New research shows some over-the-counter supplements, such as magnesium oxide, can help improved symptoms for patients with chronic constipation.1

A team, led by Alice van der Schoot, Department of Nutritional Sciences, King's College London, investigators the effect of food, vitamin, or mineral supplements on stool output, gut transit time, symptoms, and quality of life in adults with chronic constipation.

Over-the-Counter Supplements

Currently, over-the-counter supplements are used to manage chronic constipation. However, the efficacy of these supplements is not currently known.

And there remains a need to research new treatment options.

In the randomized controlled trial, the investigators identified various studies reporting on the administration of food supplements, such as fruit extract supplements, as well as vitamin or mineral supplements in adults with chronic constipation.

The Studies

Eligible studies included this with criteria developed using a patient, intervention, comparators, outcome, and study design approach in comparing food supplements, vitamin, or mineral supplements to placebo in adults with chronic constipation.

The supplements could be administered in tablet, powder, capsule, or solution form.

The team excluded studies focusing on whole foods. They also used a random-effects model to calculate several relevant data points.

The investigators measured stool frequency as bowel movements per week and measured stool consistency using the Bristol Stool Form Scale (BSFS).

Overall, they identified 8 randomized controlled trials involving 787 patients. These trials investigated kiwifruit (n = 3 RCTs), senna (n = 2), magnesium oxide (n = 2), Ziziphus jujuba (n = 1), and Malva Sylvestris (n = 1) supplements.

The Data

The results show kiwifruit supplementation did not have an impact on stool frequency (mean differences [MD], 0.24 bowel movements/week; 95% confidence interval [CI], −0.32 to 0.80; P = 0.40) or consistency (MD, −0.11 Bristol points; 95% CI, −0.31 to 0.09; P = 0.29).

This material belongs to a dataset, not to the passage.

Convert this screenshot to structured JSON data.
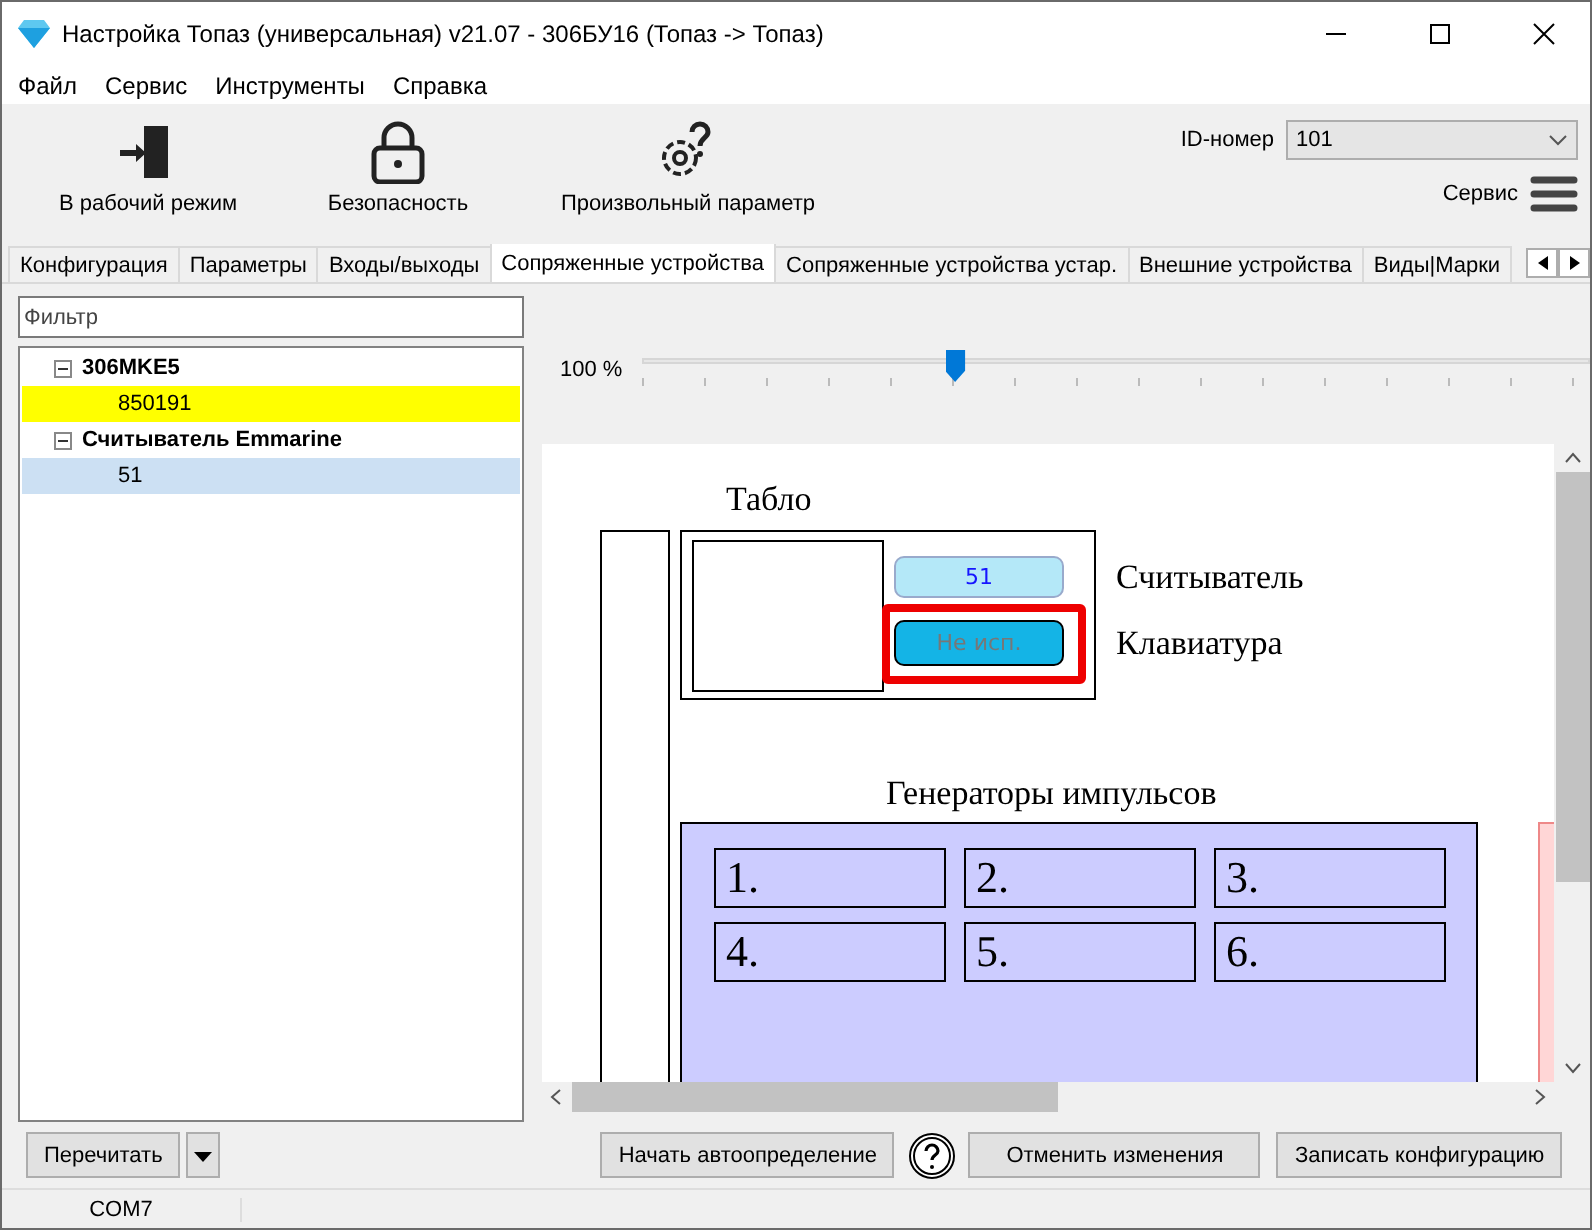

However, the results were better for senna.

While it did not reach statistical significance (relative risk [RR], 2.78; 95% CI, 0.93-8.27; P = 0.07), 61% responded to senna and 28% responded to control.

For the analysis of the other supplements, the investigators found 68% responded to magnesium oxide and 19% responded to control (RR, 3.32; 95% CI, 1.59-6.92; P = 0.001) and magnesium oxide improved both stool frequency (MD, 3.72 bowel movements/week; 95% CI, 1.41-6.03; P = 0.002) and consistency (MD, 1.14 Bristol points; 95% CI, 0.48-1.79]; P = 0.0007).

“Magnesium oxide supplements are effective at improving cardinal symptoms of chronic constipation. Senna and kiwifruit supplements did not impact symptoms; however, findings were based on a small number of studies,” the authors wrote.

The team also said there is a need for more research into the effect of food supplements like kiwifruit supplementation, as well as whole food equivalents in treating patients with chronic constipation.


van der Schoot, A., Creedon, A., Whelan, K., & Dimidi, E. (2023). The effect of food, vitamin, or mineral supplements on chronic constipation in adults: A systematic review and meta‐analysis of Randomized Controlled Trials. Neurogastroenterology & Motility.